Excerpts from a dataset:
:::

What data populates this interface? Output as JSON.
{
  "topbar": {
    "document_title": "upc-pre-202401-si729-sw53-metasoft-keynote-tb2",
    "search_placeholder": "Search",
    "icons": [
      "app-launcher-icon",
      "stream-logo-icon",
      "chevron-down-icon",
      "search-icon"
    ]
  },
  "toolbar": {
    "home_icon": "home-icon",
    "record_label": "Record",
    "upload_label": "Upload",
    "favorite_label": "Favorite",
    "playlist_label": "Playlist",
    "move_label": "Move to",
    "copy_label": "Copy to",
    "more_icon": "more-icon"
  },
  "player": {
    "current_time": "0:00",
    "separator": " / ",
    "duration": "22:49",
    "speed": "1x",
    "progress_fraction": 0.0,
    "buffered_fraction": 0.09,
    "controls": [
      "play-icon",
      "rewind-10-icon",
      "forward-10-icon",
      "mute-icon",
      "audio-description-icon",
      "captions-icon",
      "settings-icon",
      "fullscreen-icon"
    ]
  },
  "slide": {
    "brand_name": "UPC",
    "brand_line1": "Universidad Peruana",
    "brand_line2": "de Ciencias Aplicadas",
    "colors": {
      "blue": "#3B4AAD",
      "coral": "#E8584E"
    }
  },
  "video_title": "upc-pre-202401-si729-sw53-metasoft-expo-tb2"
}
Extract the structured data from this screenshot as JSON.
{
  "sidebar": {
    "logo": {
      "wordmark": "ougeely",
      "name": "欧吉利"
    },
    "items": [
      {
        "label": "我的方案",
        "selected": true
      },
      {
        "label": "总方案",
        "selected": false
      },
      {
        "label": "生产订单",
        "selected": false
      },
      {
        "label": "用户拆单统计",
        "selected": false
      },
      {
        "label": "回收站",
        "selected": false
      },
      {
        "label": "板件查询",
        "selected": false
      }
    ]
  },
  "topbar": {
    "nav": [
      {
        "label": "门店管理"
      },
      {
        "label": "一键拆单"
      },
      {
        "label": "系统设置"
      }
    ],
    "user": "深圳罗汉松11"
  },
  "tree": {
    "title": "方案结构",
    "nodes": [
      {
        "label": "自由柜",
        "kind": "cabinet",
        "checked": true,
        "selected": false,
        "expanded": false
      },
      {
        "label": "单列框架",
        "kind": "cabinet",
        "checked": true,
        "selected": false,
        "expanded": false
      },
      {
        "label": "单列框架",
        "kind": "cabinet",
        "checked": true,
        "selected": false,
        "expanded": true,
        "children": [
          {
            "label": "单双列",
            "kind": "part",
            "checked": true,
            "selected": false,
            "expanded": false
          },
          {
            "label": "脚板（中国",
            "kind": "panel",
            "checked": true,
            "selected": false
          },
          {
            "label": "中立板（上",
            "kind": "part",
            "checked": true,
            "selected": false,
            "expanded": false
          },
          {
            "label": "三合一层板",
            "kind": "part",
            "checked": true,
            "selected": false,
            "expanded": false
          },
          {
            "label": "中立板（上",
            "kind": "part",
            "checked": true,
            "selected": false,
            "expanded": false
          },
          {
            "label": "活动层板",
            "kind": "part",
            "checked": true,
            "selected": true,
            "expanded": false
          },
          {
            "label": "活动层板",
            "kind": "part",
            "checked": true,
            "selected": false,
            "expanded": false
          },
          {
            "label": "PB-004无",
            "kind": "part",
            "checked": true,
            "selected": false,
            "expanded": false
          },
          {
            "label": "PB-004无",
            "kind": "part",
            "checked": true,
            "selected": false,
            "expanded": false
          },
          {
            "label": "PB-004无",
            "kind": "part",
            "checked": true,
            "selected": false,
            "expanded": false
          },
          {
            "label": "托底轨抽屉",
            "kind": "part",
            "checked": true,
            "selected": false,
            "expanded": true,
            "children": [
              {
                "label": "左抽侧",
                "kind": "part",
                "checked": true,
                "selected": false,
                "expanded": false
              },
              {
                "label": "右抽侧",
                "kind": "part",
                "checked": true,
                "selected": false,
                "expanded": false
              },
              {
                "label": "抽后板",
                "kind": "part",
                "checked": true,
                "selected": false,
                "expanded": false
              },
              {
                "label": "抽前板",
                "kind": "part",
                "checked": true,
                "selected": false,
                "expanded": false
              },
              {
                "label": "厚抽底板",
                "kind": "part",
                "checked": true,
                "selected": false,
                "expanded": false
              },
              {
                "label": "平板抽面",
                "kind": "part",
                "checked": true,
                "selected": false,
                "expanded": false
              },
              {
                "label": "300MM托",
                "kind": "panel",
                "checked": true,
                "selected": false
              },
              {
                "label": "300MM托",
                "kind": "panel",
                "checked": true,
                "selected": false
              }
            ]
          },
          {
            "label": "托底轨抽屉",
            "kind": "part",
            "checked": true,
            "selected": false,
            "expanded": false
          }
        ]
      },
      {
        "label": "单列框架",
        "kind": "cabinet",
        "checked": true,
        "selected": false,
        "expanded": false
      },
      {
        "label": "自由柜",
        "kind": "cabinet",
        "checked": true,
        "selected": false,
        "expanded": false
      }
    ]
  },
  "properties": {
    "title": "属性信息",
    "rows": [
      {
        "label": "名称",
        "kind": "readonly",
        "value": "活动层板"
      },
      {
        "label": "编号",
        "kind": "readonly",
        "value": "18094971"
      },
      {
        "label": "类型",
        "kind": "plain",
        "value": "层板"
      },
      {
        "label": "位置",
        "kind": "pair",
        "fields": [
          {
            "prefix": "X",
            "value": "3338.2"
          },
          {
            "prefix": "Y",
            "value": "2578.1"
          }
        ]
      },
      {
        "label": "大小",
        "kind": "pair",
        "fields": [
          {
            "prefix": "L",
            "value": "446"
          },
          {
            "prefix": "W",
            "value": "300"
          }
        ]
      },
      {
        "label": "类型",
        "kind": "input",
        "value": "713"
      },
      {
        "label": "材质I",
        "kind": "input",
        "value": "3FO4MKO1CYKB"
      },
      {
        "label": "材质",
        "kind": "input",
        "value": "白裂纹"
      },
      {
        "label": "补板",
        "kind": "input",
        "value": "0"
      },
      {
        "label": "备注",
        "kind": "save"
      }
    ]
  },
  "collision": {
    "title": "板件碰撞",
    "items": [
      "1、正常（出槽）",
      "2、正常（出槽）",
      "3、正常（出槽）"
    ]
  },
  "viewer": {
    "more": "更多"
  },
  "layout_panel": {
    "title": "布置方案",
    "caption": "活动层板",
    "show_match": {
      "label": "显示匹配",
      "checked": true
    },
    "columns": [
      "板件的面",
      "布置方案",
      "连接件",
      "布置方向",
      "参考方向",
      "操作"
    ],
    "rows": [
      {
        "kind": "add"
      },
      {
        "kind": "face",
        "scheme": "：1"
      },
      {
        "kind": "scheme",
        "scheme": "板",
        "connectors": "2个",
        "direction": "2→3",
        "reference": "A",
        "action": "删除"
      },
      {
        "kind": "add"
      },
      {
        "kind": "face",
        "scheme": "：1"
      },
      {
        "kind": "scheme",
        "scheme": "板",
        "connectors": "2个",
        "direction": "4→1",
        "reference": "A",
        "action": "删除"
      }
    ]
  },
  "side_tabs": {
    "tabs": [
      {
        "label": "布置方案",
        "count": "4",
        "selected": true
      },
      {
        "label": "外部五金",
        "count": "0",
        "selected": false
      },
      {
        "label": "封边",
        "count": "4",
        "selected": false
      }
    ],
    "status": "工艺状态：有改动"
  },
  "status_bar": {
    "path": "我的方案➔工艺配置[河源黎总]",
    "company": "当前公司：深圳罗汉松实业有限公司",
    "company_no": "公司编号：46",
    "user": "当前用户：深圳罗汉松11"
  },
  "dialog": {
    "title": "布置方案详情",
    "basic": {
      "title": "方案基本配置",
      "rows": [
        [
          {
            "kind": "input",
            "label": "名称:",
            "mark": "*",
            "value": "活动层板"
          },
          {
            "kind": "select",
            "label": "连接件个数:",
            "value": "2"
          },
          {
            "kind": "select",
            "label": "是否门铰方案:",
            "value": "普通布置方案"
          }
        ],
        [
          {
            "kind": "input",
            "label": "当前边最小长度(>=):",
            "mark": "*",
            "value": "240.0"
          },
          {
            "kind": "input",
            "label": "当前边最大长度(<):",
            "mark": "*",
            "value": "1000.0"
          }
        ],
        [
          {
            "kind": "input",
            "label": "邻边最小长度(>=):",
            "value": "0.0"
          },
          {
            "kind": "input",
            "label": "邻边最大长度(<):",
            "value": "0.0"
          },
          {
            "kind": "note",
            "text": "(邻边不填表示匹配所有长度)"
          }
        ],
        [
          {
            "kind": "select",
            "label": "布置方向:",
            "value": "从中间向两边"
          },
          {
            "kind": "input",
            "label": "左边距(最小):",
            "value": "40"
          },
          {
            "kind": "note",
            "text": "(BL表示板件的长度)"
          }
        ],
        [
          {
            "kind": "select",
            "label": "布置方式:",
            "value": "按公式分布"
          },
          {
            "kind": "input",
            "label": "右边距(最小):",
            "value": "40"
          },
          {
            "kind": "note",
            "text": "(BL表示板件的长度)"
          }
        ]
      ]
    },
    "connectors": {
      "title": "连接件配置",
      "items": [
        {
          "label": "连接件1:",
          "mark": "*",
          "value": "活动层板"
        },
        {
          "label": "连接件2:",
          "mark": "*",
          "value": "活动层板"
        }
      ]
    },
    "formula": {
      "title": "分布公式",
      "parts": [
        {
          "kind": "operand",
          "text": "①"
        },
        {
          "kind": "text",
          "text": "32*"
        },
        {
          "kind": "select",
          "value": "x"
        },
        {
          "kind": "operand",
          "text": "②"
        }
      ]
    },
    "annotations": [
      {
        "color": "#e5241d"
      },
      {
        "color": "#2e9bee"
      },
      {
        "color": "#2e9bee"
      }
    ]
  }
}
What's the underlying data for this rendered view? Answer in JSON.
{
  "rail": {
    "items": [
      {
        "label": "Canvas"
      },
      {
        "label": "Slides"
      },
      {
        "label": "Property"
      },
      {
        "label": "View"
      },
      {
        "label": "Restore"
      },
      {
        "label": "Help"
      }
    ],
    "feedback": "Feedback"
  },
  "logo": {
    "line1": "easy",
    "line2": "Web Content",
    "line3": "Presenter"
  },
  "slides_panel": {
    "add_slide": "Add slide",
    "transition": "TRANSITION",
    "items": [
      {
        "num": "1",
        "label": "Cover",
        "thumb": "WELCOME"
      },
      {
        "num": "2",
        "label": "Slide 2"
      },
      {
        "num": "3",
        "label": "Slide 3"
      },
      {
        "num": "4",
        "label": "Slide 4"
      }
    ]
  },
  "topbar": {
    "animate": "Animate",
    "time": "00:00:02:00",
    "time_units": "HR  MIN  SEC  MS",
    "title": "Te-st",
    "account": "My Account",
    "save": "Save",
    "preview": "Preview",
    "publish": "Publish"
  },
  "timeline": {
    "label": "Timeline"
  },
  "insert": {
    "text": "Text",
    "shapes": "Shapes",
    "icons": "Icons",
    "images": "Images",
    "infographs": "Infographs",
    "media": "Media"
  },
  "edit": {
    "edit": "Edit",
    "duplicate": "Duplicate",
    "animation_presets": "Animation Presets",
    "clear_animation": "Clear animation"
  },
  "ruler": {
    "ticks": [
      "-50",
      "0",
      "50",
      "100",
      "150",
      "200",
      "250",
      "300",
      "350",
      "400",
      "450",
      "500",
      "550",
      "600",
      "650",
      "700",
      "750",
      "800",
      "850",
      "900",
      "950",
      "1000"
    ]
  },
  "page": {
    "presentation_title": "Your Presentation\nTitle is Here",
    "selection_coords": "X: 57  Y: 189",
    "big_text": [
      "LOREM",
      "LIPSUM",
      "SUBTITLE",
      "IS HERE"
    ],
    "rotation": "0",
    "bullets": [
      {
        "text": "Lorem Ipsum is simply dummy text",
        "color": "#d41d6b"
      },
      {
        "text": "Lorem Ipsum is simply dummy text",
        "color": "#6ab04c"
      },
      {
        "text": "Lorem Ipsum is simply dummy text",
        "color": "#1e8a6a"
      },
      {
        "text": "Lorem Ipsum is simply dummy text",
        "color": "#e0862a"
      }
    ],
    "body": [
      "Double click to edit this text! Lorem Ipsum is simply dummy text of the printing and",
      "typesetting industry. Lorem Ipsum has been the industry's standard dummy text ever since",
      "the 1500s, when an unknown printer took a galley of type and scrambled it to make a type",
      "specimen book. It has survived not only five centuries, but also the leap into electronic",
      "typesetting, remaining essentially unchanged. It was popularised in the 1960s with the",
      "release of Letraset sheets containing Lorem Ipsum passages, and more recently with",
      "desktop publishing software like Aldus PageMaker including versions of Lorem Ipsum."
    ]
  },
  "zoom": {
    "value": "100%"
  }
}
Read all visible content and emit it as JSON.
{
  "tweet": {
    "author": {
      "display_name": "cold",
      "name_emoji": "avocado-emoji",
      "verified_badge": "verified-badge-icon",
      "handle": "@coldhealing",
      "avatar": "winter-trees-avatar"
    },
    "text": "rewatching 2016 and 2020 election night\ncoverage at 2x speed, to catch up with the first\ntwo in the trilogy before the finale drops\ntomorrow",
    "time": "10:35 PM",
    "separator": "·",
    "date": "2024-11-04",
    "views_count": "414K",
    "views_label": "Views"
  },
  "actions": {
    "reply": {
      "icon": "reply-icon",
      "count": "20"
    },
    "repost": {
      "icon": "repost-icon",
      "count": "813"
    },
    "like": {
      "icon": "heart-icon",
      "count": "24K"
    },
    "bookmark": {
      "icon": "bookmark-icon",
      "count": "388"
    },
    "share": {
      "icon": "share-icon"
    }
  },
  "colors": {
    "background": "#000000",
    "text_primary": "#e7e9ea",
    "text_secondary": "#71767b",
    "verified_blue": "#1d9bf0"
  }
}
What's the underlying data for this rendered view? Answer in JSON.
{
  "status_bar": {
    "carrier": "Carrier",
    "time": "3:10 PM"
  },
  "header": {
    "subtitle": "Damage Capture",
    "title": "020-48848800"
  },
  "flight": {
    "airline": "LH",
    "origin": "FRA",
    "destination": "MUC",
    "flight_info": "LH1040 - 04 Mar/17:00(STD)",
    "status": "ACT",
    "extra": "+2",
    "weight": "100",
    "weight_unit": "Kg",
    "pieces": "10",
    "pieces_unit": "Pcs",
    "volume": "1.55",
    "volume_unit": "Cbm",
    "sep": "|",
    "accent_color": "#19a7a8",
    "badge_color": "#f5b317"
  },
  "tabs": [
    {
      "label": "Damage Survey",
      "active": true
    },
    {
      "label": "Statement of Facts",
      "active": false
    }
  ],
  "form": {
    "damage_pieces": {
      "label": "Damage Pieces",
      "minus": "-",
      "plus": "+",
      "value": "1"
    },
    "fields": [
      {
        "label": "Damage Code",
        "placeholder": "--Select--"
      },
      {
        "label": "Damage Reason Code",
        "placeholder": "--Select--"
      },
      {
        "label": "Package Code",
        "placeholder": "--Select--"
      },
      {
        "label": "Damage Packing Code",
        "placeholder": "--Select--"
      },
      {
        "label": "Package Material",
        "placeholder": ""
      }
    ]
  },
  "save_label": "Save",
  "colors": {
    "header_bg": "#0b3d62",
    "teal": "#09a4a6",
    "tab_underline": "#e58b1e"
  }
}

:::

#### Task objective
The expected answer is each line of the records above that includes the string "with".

#### Exercise answer
      "typesetting, remaining essentially unchanged. It was popularised in the 1960s with the",
      "release of Letraset sheets containing Lorem Ipsum passages, and more recently with",
    "text": "rewatching 2016 and 2020 election night\ncoverage at 2x speed, to catch up with the first\ntwo in the trilogy before the finale drops\ntomorrow",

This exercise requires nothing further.